Research suggests that racially labeling others ("Simone is Black") could be harmful because it might lead children to believe that all people with the same label share the same inherent qualities. And this fixed or essentialist thinking about race is associated with increased stereotyping of others. Therefore, although it might be necessary to racially label others to advance conversations about race, parents and educators should not dwell on these labels but, instead, delve deeper and expand conversations about the heritage of each group and the rich differences within them, too.
For example, teaching children to recognize and confront discrimination can change a school's climate, decrease stereotyping and increase desires for equity. For example, parents could explain to children that sometimes others do not treat Simone fairly because of the color of her skin. To promote racial empathy, parents could then ask children to think about how they would feel if that happened to them. Explicitly teaching elementary school-age children about racial discrimination experienced by historical figures is another effective approach. Or giving children practice verbatim phrases to use (e.g., "Give it a rest, no group is best!") can also lead to increased challenging of discrimination and less stereotyping.
Another action to take? Increase your child's diversity of activities by encouraging cross-race friendships, experiencing cultural events and visiting new places. Long-term, meaningful and positive contact or exposure to outgroup members is one of the best pathways to positively influence attitudes and behaviors. Finally, providing children with positive role models from other racial groups has also been shown to reduce prejudice.
Many of us want to live in an egalitarian society and want to make choices to make that a reality. But the change we need now cannot happen if the acknowledgment of race, racial differences and anti-Black prejudice, in particular, remains absent.

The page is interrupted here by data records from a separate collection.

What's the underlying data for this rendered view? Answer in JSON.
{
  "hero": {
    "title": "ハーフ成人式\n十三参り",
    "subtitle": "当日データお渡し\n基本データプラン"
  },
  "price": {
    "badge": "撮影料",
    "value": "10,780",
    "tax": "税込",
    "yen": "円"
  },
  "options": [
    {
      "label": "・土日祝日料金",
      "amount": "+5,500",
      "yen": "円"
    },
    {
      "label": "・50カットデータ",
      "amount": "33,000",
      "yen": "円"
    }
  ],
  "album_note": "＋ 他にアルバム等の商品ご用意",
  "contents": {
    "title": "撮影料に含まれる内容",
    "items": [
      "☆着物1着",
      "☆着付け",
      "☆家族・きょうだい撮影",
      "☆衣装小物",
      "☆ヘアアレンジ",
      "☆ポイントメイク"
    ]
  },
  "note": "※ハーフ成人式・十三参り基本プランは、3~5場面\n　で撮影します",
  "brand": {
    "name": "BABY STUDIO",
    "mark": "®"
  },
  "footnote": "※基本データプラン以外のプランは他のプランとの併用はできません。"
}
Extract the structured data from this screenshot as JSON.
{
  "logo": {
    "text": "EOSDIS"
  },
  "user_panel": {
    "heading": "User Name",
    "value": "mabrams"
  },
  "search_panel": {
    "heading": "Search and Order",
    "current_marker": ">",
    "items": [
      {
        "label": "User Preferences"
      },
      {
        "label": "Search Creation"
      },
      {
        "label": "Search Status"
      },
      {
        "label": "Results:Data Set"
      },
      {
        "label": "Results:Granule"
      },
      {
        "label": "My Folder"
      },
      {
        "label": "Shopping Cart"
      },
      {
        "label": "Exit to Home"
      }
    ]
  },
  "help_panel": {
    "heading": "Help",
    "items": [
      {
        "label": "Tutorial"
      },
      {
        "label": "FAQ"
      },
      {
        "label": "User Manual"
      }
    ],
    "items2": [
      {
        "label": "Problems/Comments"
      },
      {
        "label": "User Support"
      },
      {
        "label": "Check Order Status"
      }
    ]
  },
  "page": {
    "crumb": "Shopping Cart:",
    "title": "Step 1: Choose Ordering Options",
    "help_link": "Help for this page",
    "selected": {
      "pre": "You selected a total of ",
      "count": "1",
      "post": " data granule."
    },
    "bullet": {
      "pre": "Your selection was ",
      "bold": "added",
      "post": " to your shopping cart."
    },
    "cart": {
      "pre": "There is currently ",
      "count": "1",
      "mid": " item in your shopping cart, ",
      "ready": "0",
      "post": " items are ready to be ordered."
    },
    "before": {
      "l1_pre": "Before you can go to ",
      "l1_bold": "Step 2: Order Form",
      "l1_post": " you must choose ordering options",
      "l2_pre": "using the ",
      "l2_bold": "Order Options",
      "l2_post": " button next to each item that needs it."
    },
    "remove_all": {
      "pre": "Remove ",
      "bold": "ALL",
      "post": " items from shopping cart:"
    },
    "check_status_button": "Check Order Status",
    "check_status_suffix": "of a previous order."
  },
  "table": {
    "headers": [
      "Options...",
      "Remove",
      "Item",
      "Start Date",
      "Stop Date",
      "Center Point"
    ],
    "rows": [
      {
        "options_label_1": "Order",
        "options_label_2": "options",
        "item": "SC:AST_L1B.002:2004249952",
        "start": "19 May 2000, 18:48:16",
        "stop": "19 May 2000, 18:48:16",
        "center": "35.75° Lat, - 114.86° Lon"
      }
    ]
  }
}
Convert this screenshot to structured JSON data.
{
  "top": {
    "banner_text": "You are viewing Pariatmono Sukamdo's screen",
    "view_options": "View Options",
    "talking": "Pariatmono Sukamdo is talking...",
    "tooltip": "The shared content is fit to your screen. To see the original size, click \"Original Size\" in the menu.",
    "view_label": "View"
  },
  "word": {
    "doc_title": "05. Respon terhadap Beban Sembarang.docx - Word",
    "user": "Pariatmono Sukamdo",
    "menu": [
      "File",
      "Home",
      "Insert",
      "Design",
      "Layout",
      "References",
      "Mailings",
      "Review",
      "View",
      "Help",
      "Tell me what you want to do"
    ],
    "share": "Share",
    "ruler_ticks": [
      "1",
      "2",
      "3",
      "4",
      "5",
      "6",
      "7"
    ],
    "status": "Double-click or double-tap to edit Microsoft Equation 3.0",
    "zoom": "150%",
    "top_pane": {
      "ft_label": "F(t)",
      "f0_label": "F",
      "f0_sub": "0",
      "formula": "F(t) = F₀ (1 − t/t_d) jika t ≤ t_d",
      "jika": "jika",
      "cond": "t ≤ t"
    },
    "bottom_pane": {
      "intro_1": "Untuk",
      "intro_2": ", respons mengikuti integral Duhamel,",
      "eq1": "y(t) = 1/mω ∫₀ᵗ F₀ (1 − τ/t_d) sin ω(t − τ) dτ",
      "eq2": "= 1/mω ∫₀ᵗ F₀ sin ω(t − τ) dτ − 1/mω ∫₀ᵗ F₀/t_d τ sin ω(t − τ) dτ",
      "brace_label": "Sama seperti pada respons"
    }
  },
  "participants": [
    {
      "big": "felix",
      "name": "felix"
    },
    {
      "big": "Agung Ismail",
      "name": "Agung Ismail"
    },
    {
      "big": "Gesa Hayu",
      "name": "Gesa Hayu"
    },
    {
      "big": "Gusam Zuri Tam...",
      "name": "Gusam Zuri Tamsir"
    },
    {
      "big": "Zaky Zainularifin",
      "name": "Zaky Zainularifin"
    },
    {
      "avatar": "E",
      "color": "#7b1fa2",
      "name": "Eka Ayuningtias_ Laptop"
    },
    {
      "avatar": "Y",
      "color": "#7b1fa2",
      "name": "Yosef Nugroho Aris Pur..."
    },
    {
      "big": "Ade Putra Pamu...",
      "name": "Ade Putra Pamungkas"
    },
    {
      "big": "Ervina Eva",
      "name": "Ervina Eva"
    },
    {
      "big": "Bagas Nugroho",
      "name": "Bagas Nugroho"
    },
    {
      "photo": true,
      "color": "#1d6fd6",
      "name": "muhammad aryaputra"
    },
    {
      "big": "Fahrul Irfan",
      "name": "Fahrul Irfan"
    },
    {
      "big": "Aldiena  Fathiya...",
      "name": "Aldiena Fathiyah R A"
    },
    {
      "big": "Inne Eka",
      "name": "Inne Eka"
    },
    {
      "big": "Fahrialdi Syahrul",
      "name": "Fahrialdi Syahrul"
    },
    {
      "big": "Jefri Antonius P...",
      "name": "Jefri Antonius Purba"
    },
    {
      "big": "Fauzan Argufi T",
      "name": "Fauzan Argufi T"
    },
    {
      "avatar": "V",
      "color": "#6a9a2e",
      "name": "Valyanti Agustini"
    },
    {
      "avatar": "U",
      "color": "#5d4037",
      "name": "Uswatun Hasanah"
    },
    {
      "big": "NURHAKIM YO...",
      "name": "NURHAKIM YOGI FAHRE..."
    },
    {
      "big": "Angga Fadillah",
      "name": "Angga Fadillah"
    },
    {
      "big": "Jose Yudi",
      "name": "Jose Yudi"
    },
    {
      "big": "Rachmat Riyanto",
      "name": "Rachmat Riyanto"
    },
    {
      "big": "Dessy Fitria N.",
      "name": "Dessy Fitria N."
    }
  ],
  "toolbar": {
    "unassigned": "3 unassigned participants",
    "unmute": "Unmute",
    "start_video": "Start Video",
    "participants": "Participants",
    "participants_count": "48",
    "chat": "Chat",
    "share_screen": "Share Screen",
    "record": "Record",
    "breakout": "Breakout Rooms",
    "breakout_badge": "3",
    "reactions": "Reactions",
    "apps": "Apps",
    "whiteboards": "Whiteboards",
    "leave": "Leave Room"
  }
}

We may feel inept when trying to help our children talk about race, fearing we may say the wrong thing. We may want to shield our children from feelings of guilt or anger. But that discomfort can motivate children and adults to work toward equity. We need to find the courage to speak openly with our children about racial injustice. We need to acknowledge, understand and transform the racial bias that can lurk within us from childhood.